1. On a pain scale, clergy sexual abuse is near the top. The Rev. Pamela Cooper White calls CSA “soul stealing.” Dr. Martin Weber, president of the board of The Hope of Survivors, served as a police chaplain for many years. At a survivors’ gathering in 2011, Dr. Weber told us about going with police officers when they had to notify next-of-kin. He would sit with the bereaved through the first shock of grief and loss, often in the middle of the night. Even after witnessing these searing scenes, he says he has never seen greater suffering than he sees in victims of clergy sexual abuse.
2. We lose community. If we report our offending pastors, we are silenced and ostracized. If we quietly leave our churches, we become the butt of gossip. Even our most loyal friends may walk away when they realize the price they pay for standing up with us. We must face the most painful and confusing experience of our lives — alone. For many of us, the loss of community is more traumatic than the abuse itself.
3. Beyond the spiritual and emotional pain, we may have tangible losses. Survivors of clergy sexual abuse may lose our marriages. We may become estranged from parents or siblings still loyal to the church. If we worked for the church, we may lose our livelihood. If the abuse happened in seminary, we may lose our sacred calling. We may fall into addictions. The emotional damage may make us unemployable for months or years. We may suffer permanent changes to our health. We may even attempt suicide. (Please, if you have considered suicide, click here for hope and help.)
So what can we tell our friends and families? We may need top give them time to come to terms with their feelings. Some will ultimately support us; others will not. We may need to let go of friendships that no longer serve.
For the people who genuinely love us want to help us heal, here are some things we can tell them.
1. “Just by listening, you are helping.” Our friends may want to offer tangible help, or to “fix” our pain. We need to tell them how much it means when they simply listen.

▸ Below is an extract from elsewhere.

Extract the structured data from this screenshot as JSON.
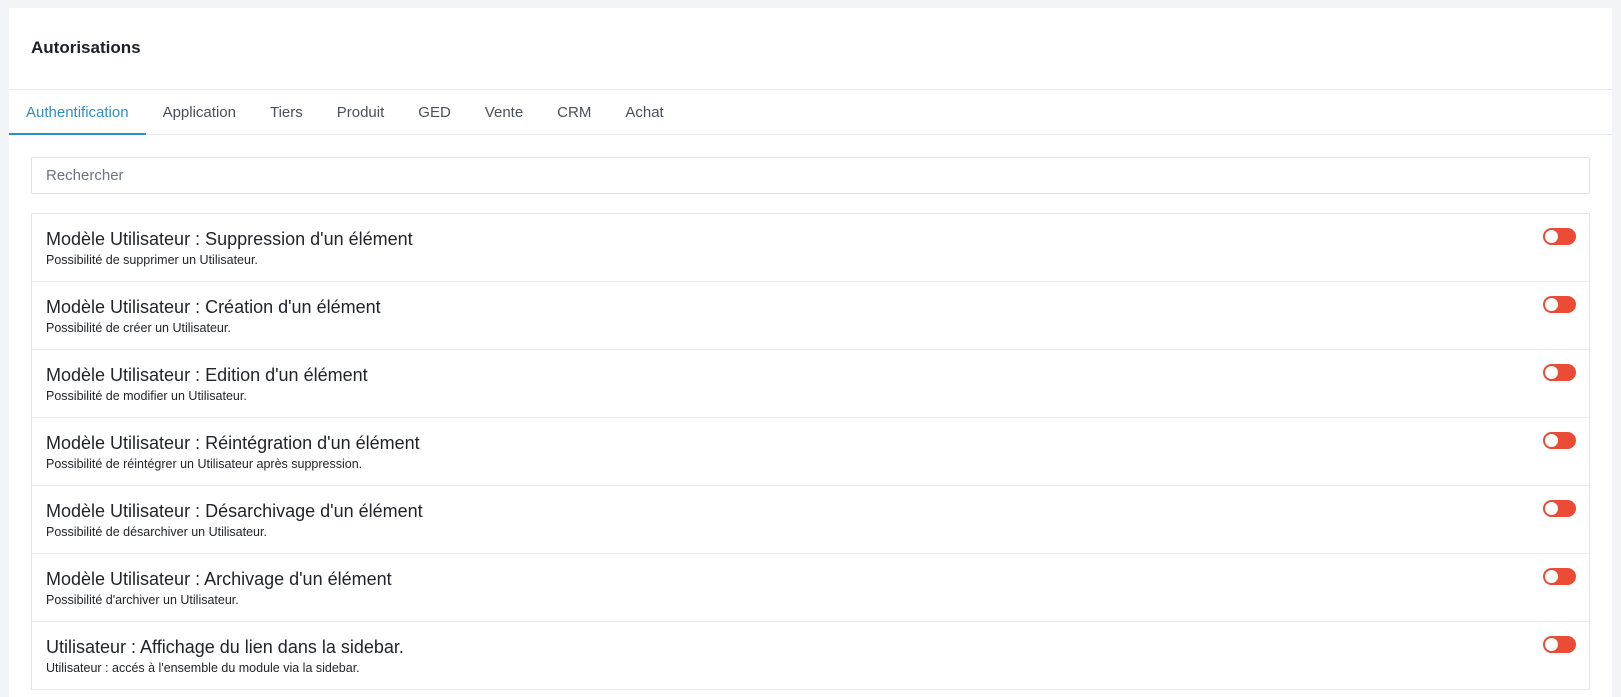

2. “What I need now is …” a hug. Or help with meals or errands. Or a friend’s presence in a scary situation, like a meeting with church leaders or a visit to a new church. We can name our needs and ask our friends for help. They may be grateful just to feel we need them.
3. “I don’t know how long healing will take, but I am committed to healing.” Share the steps you are taking to recover: therapy, prayer, healthy friendships, twelve-step programs for addictions, meditation, singing, knitting… and ask your loved ones to help you see when any of these pursuits gets out of hand. Believe it or not, it is possible to knit too many scarves.
4. Finally, “I promise I won’t be this sad forever.” While you are saying these words to your family and friends, say them to yourself. If there’s one thing I’ve learned about emotions, it’s that they don’t stand still. What I’m feeling now I won’t be feeling an hour from now. Some hours it gets better, sometimes worse — but over time, as we discover new resources, coping skills, and trustworthy friends, it does get better.
We can never go back to who we were before the abuse; we can only go forward. We will never trust anyone as unquestioningly as we trusted our exploitive pastors, and that’s a good thing. As we learn to discern whom we can trust, we can form friendships with more realistic expectations. And when we do find someone whom we can trust with our deepest hopes and fears, we’ll know exactly how blessed we are.